- Fulfills an essential function: Since all organizations need people to help prepare and file taxes, manage cash flow or oversee other business-related accounting functions, accountants serve an essential role in nearly every industry.
So, is there a downside to the field of accounting? We don’t think so. However, here are a few noteworthy things to consider when pursuing a career as an accountant:
- Some positions require advanced education: If you’re thinking about becoming a Certified Public Account (CPA), you should know that there are specifics sets of requirements for pursuing this certification, including earning a set number of credit hours before you can sit for the exam. In addition, tax accountants must stay up to date on changes in the IRS tax code. If you’re considering either of these as a career path, for example, you will need to be willing to commit to additional study time.
- You may have a busy season: As we all know, the period from January 1 to April 15 is known as tax season. Describing this period as busy for accountants might be something of an understatement. During this time, you may be required to work longer hours to get your clients’ returns filed before the April 15 deadline.
- Attention to detail is essential: Keeping track of a company’s finances is an important task. As an accountant, you should be prepared to balance various regulations, growth expectations, tax laws and other complex challenges without missing a beat.

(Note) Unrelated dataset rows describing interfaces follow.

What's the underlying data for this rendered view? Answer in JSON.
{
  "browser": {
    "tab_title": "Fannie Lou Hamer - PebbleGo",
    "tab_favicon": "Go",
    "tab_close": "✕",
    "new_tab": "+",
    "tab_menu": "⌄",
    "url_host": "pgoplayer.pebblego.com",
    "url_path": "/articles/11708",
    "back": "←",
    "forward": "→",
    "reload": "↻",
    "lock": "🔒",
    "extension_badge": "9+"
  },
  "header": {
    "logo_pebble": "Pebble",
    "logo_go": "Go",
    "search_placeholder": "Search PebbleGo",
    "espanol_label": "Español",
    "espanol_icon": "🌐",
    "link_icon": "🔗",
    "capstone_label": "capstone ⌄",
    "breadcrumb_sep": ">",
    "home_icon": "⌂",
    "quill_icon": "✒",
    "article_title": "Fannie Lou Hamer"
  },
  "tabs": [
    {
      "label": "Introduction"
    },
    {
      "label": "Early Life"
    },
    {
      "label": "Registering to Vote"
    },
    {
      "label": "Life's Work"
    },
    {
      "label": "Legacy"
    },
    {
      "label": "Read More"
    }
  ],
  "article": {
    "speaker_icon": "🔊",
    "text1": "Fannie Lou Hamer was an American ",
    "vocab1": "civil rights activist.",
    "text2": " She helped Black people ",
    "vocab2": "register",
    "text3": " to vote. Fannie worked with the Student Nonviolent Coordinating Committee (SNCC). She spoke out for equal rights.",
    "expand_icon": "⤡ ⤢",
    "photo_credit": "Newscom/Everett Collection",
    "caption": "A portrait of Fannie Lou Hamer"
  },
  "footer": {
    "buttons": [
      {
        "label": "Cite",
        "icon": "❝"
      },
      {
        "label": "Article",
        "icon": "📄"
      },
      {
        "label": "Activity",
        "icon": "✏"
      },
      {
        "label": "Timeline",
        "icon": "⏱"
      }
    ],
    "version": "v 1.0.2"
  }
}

Accounting Degree Career Options
Accounting careers can be found in nearly every industry, including public accounting corporations, small businesses, nonprofit organizations, government agencies and multinational companies. You can explore a range of career opportunities with a Bachelor’s Degree in Accounting, or go on to earn a master’s degree or Master of Business Administration (MBA) so that you may consider higher-level positions.
Career options you may consider after earning a bachelor’s degree in accounting include:
- Accounting Manager
- Auditor Public Accounting or Government & Non-Profit Organizations
- Budget Analyst
- Credit Analyst
- Financial Analyst
- Financial Manager
- Financial Planner
Is Accounting a Steady Career?
Because all businesses need the services of an accountant or an outside accounting firm, the occupation is a solid choice. Accounting-related jobs are expected to remain steady during the next decade. According to the U.S. Bureau of Labor Statistics, employment of accountants and auditors is projected to grow 6% from 2021 to 2031 on a national level1. About 136,400 job openings are projected each year over the decade. Many of those openings are expected to result from the need to replace workers who change occupations or retire from the workforce.
Is an accounting degree right for you? If you’re looking for a career with projectably steady employment growth, prefer a clearly defined, step-by-step career path and have interest in working with numbers or business finances, this degree could be a great fit for you.
Start Your Accounting Career Journey at DeVry
If you’re ready to pursue a career in accounting, explore our flexible online or hybrid Bachelor’s Degree in Accounting and prepare to learn many of the fundamental accounting skills that can be applied to a career in finance, management, forensic accounting and other industries.
You can earn your bachelor’s degree in as little as 2 years and 8 months, or even more quickly with qualifying transfer credits2. Classes start every 8 weeks.
1Growth projected on a national level. Local growth will vary by location. https://www.bls.gov/ooh/business-and-financial/accountants-and-auditors.htm#tab-1
2Not including breaks. Assumes year-round, full-time enrollment.